#### EXERCISE REQUIREMENTS
Every single entry should be printed exactly.

#### EXTRACTED INFORMATION
━━━━

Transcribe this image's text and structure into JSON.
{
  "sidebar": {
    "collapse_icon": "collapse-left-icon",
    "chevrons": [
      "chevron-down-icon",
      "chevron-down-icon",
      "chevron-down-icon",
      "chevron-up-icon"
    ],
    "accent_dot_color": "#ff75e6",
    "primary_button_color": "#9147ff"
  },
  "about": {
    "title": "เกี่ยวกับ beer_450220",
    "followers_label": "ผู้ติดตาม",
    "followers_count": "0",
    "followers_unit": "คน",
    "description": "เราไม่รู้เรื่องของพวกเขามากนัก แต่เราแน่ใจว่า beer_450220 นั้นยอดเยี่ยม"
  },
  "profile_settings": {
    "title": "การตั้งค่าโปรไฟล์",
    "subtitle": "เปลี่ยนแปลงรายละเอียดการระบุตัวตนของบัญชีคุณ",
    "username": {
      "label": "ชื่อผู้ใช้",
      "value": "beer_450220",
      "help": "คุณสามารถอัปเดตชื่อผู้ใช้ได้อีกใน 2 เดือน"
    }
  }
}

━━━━

#### EXERCISE RESPONSE
Transcribe this image's text and structure into JSON.
{
  "sidebar": {
    "collapse_icon": "collapse-left-icon",
    "chevrons": [
      "chevron-down-icon",
      "chevron-down-icon",
      "chevron-down-icon",
      "chevron-up-icon"
    ],
    "accent_dot_color": "#ff75e6",
    "primary_button_color": "#9147ff"
  },
  "about": {
    "title": "เกี่ยวกับ beer_450220",
    "followers_label": "ผู้ติดตาม",
    "followers_count": "0",
    "followers_unit": "คน",
    "description": "เราไม่รู้เรื่องของพวกเขามากนัก แต่เราแน่ใจว่า beer_450220 นั้นยอดเยี่ยม"
  },
  "profile_settings": {
    "title": "การตั้งค่าโปรไฟล์",
    "subtitle": "เปลี่ยนแปลงรายละเอียดการระบุตัวตนของบัญชีคุณ",
    "username": {
      "label": "ชื่อผู้ใช้",
      "value": "beer_450220",
      "help": "คุณสามารถอัปเดตชื่อผู้ใช้ได้อีกใน 2 เดือน"
    }
  }
}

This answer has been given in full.